### TASK ITEM
The result should be an exact copy of the entries below, free of pictures.

------------

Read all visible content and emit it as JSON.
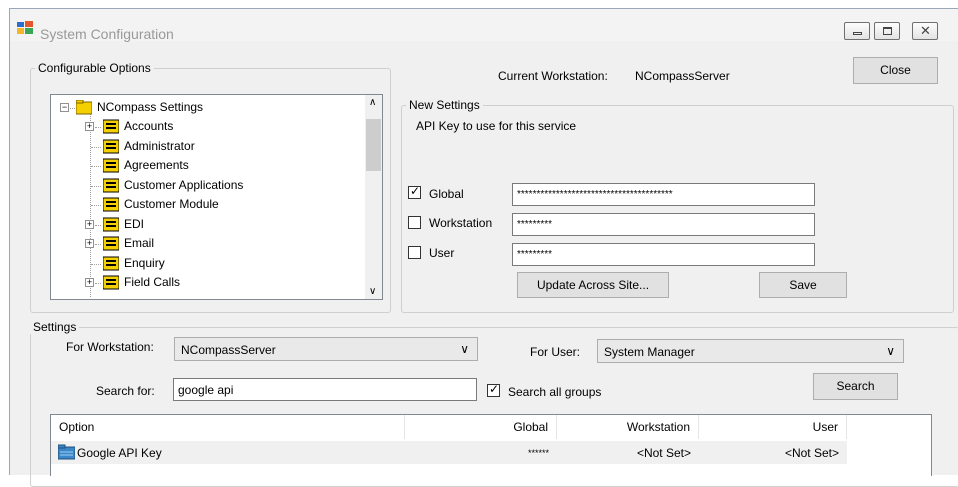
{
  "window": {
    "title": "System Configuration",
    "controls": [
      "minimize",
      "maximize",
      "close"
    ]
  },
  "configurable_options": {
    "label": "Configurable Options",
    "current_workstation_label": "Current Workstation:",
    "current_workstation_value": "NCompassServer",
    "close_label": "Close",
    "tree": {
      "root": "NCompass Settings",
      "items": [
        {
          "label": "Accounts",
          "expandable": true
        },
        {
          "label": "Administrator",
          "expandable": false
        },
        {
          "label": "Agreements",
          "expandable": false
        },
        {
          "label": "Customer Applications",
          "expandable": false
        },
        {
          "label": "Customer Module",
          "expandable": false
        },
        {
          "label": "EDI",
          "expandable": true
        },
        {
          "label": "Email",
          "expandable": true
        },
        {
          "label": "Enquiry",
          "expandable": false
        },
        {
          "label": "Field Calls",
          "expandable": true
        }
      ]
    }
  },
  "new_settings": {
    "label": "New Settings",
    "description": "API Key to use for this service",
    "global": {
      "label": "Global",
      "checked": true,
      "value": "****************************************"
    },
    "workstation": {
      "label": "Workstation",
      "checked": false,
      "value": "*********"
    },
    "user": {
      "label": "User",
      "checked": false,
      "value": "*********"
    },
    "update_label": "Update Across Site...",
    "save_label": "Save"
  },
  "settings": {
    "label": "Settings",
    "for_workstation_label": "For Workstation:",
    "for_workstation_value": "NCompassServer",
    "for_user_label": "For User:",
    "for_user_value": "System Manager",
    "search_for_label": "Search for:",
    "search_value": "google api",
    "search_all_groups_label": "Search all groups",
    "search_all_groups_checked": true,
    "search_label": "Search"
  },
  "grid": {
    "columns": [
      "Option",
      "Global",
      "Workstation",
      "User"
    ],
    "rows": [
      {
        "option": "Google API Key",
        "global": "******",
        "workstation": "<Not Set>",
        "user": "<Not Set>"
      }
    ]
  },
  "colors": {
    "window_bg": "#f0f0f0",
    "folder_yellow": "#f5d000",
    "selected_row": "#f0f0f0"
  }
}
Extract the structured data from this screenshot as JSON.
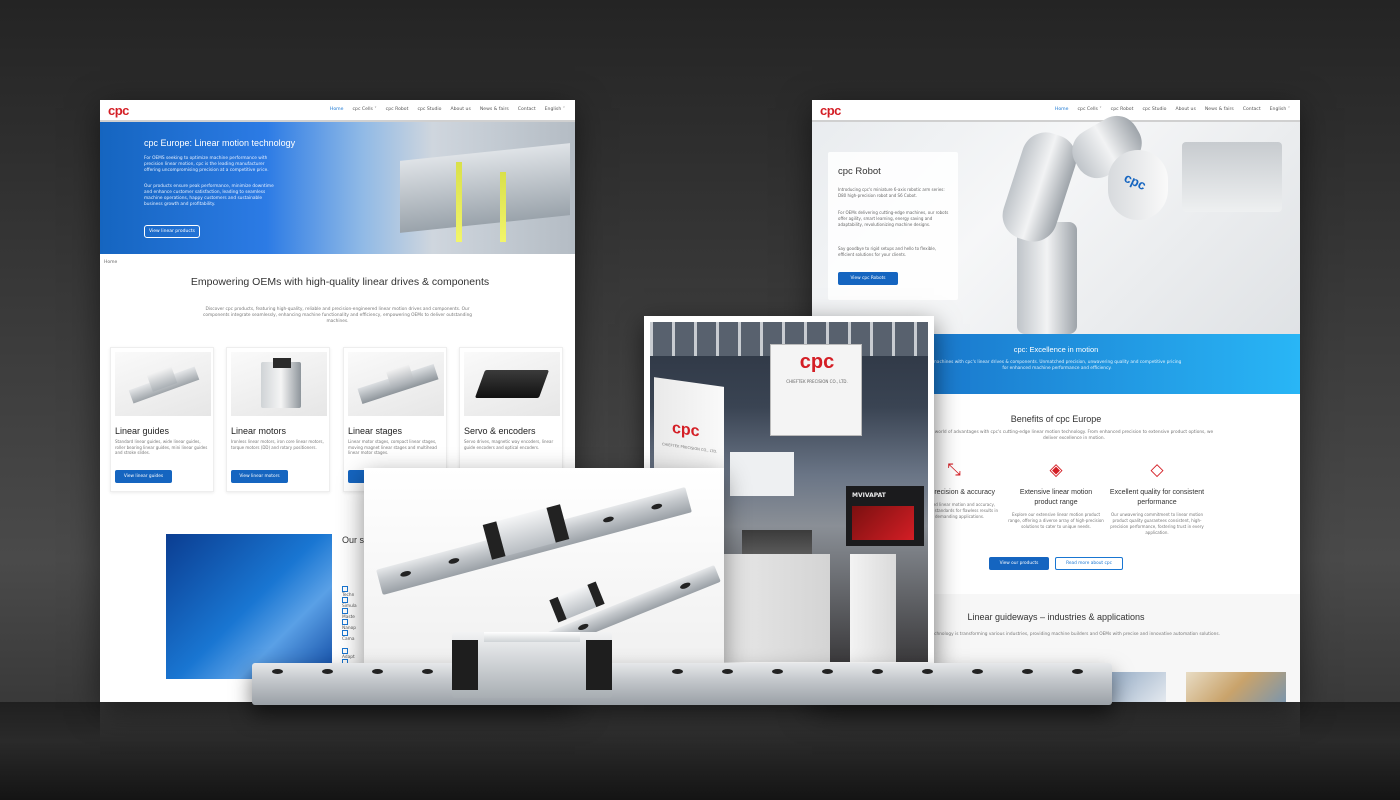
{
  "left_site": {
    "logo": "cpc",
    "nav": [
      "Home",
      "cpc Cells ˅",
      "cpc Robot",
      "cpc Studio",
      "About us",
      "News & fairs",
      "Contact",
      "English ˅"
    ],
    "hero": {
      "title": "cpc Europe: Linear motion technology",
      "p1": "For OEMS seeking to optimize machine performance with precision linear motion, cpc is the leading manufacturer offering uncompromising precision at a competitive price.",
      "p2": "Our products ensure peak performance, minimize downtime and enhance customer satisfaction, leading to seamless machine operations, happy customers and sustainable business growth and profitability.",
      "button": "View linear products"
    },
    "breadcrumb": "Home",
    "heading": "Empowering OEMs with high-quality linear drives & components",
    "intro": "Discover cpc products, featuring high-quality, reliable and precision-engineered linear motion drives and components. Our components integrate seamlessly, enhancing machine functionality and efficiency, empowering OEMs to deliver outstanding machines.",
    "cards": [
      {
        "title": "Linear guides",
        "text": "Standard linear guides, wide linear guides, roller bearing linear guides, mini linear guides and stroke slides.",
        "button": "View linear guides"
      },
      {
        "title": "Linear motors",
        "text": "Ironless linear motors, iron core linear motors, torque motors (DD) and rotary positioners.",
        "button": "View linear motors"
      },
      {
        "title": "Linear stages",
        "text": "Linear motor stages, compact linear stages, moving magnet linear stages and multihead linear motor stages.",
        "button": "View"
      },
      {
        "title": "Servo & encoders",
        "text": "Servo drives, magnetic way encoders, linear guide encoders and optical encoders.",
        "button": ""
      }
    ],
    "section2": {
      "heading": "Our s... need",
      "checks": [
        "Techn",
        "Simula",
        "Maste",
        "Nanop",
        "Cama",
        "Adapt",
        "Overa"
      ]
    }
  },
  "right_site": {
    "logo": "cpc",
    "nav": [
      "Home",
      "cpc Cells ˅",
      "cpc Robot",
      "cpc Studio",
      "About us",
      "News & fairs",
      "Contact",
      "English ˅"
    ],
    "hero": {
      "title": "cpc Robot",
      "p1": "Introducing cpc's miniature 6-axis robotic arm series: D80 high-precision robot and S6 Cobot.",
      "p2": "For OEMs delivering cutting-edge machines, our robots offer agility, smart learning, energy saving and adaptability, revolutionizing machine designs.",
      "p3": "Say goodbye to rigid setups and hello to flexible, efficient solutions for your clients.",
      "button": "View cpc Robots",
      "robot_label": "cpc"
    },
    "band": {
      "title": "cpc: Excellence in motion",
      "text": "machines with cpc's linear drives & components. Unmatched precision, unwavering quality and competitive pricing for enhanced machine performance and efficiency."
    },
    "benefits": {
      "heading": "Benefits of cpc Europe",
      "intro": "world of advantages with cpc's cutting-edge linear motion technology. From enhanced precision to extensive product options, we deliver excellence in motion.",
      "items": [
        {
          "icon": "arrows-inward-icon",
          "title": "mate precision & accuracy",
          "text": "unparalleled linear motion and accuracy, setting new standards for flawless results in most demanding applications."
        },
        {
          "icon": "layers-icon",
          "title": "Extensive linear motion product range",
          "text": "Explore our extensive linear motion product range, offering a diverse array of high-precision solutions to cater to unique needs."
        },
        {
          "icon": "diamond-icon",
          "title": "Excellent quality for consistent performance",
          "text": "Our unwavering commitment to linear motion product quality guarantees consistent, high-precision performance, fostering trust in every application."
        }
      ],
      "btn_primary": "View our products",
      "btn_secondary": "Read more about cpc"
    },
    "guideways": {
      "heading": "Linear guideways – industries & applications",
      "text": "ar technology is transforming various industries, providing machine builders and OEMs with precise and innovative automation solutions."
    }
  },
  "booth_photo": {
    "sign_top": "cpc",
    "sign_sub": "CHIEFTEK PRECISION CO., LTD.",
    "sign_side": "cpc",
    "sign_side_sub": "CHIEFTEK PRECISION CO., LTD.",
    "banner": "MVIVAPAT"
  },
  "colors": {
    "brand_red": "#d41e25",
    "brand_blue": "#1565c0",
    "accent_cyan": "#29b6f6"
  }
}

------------

### EXERCISE OUTPUT
Read all visible content and emit it as JSON.
{
  "window": {
    "title": "System Configuration",
    "controls": [
      "minimize",
      "maximize",
      "close"
    ]
  },
  "configurable_options": {
    "label": "Configurable Options",
    "current_workstation_label": "Current Workstation:",
    "current_workstation_value": "NCompassServer",
    "close_label": "Close",
    "tree": {
      "root": "NCompass Settings",
      "items": [
        {
          "label": "Accounts",
          "expandable": true
        },
        {
          "label": "Administrator",
          "expandable": false
        },
        {
          "label": "Agreements",
          "expandable": false
        },
        {
          "label": "Customer Applications",
          "expandable": false
        },
        {
          "label": "Customer Module",
          "expandable": false
        },
        {
          "label": "EDI",
          "expandable": true
        },
        {
          "label": "Email",
          "expandable": true
        },
        {
          "label": "Enquiry",
          "expandable": false
        },
        {
          "label": "Field Calls",
          "expandable": true
        }
      ]
    }
  },
  "new_settings": {
    "label": "New Settings",
    "description": "API Key to use for this service",
    "global": {
      "label": "Global",
      "checked": true,
      "value": "****************************************"
    },
    "workstation": {
      "label": "Workstation",
      "checked": false,
      "value": "*********"
    },
    "user": {
      "label": "User",
      "checked": false,
      "value": "*********"
    },
    "update_label": "Update Across Site...",
    "save_label": "Save"
  },
  "settings": {
    "label": "Settings",
    "for_workstation_label": "For Workstation:",
    "for_workstation_value": "NCompassServer",
    "for_user_label": "For User:",
    "for_user_value": "System Manager",
    "search_for_label": "Search for:",
    "search_value": "google api",
    "search_all_groups_label": "Search all groups",
    "search_all_groups_checked": true,
    "search_label": "Search"
  },
  "grid": {
    "columns": [
      "Option",
      "Global",
      "Workstation",
      "User"
    ],
    "rows": [
      {
        "option": "Google API Key",
        "global": "******",
        "workstation": "<Not Set>",
        "user": "<Not Set>"
      }
    ]
  },
  "colors": {
    "window_bg": "#f0f0f0",
    "folder_yellow": "#f5d000",
    "selected_row": "#f0f0f0"
  }
}
Extract the structured data from this screenshot as JSON.
{
  "left_site": {
    "logo": "cpc",
    "nav": [
      "Home",
      "cpc Cells ˅",
      "cpc Robot",
      "cpc Studio",
      "About us",
      "News & fairs",
      "Contact",
      "English ˅"
    ],
    "hero": {
      "title": "cpc Europe: Linear motion technology",
      "p1": "For OEMS seeking to optimize machine performance with precision linear motion, cpc is the leading manufacturer offering uncompromising precision at a competitive price.",
      "p2": "Our products ensure peak performance, minimize downtime and enhance customer satisfaction, leading to seamless machine operations, happy customers and sustainable business growth and profitability.",
      "button": "View linear products"
    },
    "breadcrumb": "Home",
    "heading": "Empowering OEMs with high-quality linear drives & components",
    "intro": "Discover cpc products, featuring high-quality, reliable and precision-engineered linear motion drives and components. Our components integrate seamlessly, enhancing machine functionality and efficiency, empowering OEMs to deliver outstanding machines.",
    "cards": [
      {
        "title": "Linear guides",
        "text": "Standard linear guides, wide linear guides, roller bearing linear guides, mini linear guides and stroke slides.",
        "button": "View linear guides"
      },
      {
        "title": "Linear motors",
        "text": "Ironless linear motors, iron core linear motors, torque motors (DD) and rotary positioners.",
        "button": "View linear motors"
      },
      {
        "title": "Linear stages",
        "text": "Linear motor stages, compact linear stages, moving magnet linear stages and multihead linear motor stages.",
        "button": "View"
      },
      {
        "title": "Servo & encoders",
        "text": "Servo drives, magnetic way encoders, linear guide encoders and optical encoders.",
        "button": ""
      }
    ],
    "section2": {
      "heading": "Our s... need",
      "checks": [
        "Techn",
        "Simula",
        "Maste",
        "Nanop",
        "Cama",
        "Adapt",
        "Overa"
      ]
    }
  },
  "right_site": {
    "logo": "cpc",
    "nav": [
      "Home",
      "cpc Cells ˅",
      "cpc Robot",
      "cpc Studio",
      "About us",
      "News & fairs",
      "Contact",
      "English ˅"
    ],
    "hero": {
      "title": "cpc Robot",
      "p1": "Introducing cpc's miniature 6-axis robotic arm series: D80 high-precision robot and S6 Cobot.",
      "p2": "For OEMs delivering cutting-edge machines, our robots offer agility, smart learning, energy saving and adaptability, revolutionizing machine designs.",
      "p3": "Say goodbye to rigid setups and hello to flexible, efficient solutions for your clients.",
      "button": "View cpc Robots",
      "robot_label": "cpc"
    },
    "band": {
      "title": "cpc: Excellence in motion",
      "text": "machines with cpc's linear drives & components. Unmatched precision, unwavering quality and competitive pricing for enhanced machine performance and efficiency."
    },
    "benefits": {
      "heading": "Benefits of cpc Europe",
      "intro": "world of advantages with cpc's cutting-edge linear motion technology. From enhanced precision to extensive product options, we deliver excellence in motion.",
      "items": [
        {
          "icon": "arrows-inward-icon",
          "title": "mate precision & accuracy",
          "text": "unparalleled linear motion and accuracy, setting new standards for flawless results in most demanding applications."
        },
        {
          "icon": "layers-icon",
          "title": "Extensive linear motion product range",
          "text": "Explore our extensive linear motion product range, offering a diverse array of high-precision solutions to cater to unique needs."
        },
        {
          "icon": "diamond-icon",
          "title": "Excellent quality for consistent performance",
          "text": "Our unwavering commitment to linear motion product quality guarantees consistent, high-precision performance, fostering trust in every application."
        }
      ],
      "btn_primary": "View our products",
      "btn_secondary": "Read more about cpc"
    },
    "guideways": {
      "heading": "Linear guideways – industries & applications",
      "text": "ar technology is transforming various industries, providing machine builders and OEMs with precise and innovative automation solutions."
    }
  },
  "booth_photo": {
    "sign_top": "cpc",
    "sign_sub": "CHIEFTEK PRECISION CO., LTD.",
    "sign_side": "cpc",
    "sign_side_sub": "CHIEFTEK PRECISION CO., LTD.",
    "banner": "MVIVAPAT"
  },
  "colors": {
    "brand_red": "#d41e25",
    "brand_blue": "#1565c0",
    "accent_cyan": "#29b6f6"
  }
}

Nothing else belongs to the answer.